  • MBSmurf: For me its a question of predictability. You cant add new (or remove old) features, add or remove feature elements or properties or change scope. That means u need to have different upgrade path depending on whats changed in the solution. More often than not the operations manager that is deploying the solution has no idea what has changed inside the solution. To have a single way of deploying means retracting & deploying solutions. This also means that you need to think upgrade into your solutions and features from the beginning depending on artifact type before you deploy 1st time. May 27, 2010 at 22:00

Good question, the SharePoint solution framework helps manage many changes in a consistent, repeatable manner but doesn't cater for some farm level configuration such as search scopes, managed properties etc. To manage these types of changes I recommend scripting this configuration using stsadm and extensions such as the ones provided by Gary Lapointe. For example there are several commands to manage audiences, manage search and many others.

I have used this approach on several large projects, creating custom stsadm commands where required, to fully script all installations. This does require a bit of up front effort, but pays off during deployment as you can be sure each environment has exactly the same configuration. This also makes it a lot quicker to get developers up and running on a project, or rebuild an environment as you can simply run a script to ensure they have all the latest changes. To do this we maintain two scripts - a 'build from scratch' script and a 'latest deployment' script. When we need to make an environmental change we will add this to the 'latest deployment' script and if required the 'build from scratch' one. After a successful deployment through all environments we will clear the 'latest deployment' script.

If you are creating a new SharePoint environment you could also look at scripting the installation from the OS up to be even more confident that the environments are in sync. In this case you can use psconfig as well as stsadm to install and configure the farm. Again this requires a bit of work but saves time every deployment and helps reduce time spent fixing environmental problems and the 'but it works on my machine' excuse from developers.

In regards to ensuring fixes to live are replicated in the other environments I would suggest that these should be first made in development and then rolled through the test environments first. This way you can be sure the fix does not have any adverse affects before applying it to the production environment.

Additionally I haven't used Rational ClearCase but as the scripts are just batch files or PowerShell they should fit into version control fairly easily. I've used TFS to store these files which also integrates well with MSBuild for integration/nightly builds to automatically rebuild an environment each night so you can test the changes and deployment as the project progresses.
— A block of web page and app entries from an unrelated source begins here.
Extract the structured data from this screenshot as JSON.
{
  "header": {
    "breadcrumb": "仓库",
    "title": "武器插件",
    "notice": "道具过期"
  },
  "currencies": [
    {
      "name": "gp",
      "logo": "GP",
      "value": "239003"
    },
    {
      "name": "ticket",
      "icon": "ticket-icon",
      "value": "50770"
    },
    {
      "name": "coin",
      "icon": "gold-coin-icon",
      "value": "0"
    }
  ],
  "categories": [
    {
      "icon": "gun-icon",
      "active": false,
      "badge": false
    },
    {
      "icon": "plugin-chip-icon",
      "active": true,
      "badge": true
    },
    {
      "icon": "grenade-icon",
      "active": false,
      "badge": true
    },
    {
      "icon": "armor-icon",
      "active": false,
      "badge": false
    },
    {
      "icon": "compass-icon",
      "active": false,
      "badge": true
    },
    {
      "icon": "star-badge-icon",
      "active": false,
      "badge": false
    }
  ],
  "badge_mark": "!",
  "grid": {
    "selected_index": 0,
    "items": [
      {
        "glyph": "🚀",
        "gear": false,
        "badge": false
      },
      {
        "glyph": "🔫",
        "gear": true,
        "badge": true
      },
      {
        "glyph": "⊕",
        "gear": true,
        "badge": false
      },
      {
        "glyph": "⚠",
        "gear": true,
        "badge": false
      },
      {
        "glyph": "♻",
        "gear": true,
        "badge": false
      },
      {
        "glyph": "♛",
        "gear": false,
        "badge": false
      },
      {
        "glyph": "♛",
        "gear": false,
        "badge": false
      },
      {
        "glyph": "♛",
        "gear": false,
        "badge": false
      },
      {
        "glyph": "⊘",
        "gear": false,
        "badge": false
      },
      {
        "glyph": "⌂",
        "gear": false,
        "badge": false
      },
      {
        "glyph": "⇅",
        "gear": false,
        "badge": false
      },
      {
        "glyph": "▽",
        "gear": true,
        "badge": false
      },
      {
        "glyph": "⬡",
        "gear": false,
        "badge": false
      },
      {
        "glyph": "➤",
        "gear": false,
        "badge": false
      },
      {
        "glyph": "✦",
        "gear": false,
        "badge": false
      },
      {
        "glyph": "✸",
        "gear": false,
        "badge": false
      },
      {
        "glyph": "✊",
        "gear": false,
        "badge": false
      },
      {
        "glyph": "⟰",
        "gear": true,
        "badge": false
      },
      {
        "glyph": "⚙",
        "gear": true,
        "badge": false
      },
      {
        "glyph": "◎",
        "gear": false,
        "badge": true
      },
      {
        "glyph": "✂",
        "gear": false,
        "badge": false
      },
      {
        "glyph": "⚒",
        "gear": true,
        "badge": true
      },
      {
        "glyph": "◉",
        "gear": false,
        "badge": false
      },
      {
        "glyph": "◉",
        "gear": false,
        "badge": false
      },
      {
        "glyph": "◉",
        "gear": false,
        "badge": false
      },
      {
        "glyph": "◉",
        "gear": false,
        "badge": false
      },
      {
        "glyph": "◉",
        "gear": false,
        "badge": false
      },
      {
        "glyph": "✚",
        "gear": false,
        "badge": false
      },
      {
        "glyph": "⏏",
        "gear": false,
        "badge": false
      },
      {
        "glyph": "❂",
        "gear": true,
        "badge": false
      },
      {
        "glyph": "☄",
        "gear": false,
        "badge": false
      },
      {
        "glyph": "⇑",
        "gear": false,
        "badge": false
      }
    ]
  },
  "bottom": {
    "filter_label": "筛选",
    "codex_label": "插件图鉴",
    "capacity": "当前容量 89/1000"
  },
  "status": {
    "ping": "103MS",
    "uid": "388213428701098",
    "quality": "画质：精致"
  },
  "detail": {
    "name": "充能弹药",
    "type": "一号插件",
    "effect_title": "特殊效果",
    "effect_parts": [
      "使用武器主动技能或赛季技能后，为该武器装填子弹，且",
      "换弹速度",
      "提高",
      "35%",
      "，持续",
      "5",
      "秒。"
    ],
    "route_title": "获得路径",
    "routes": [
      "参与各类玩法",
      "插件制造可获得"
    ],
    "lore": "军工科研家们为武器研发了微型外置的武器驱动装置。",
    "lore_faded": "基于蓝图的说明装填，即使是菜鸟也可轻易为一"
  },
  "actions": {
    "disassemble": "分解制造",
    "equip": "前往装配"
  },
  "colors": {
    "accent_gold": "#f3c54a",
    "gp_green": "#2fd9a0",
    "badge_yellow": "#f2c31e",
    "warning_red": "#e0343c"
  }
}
  • This is the apporach we are going to have to take. I have looked at Gary's scripts and I think that we will implement this type of managaemnt for all projects going forward. The issue with fixes will never work though as invariably these fixes are required 'yesterday' and there is no way we will get sign off to run them all through 5 different environments before getting them to the end-user. However if we have all the scripts up to date then the Support environment will also be more 'live-like' so this should help with that issue. May 27, 2010 at 9:12
  • Good answer. Should also have mentioned scripting configurations in PowerShell as this is how we have done this on large projects as well. May 29, 2010 at 13:53

Your Answer

By clicking “Post Your Answer”, you agree to our terms of service and acknowledge you have read our privacy policy.

Not the answer you're looking for? Browse other questions tagged or ask your own question.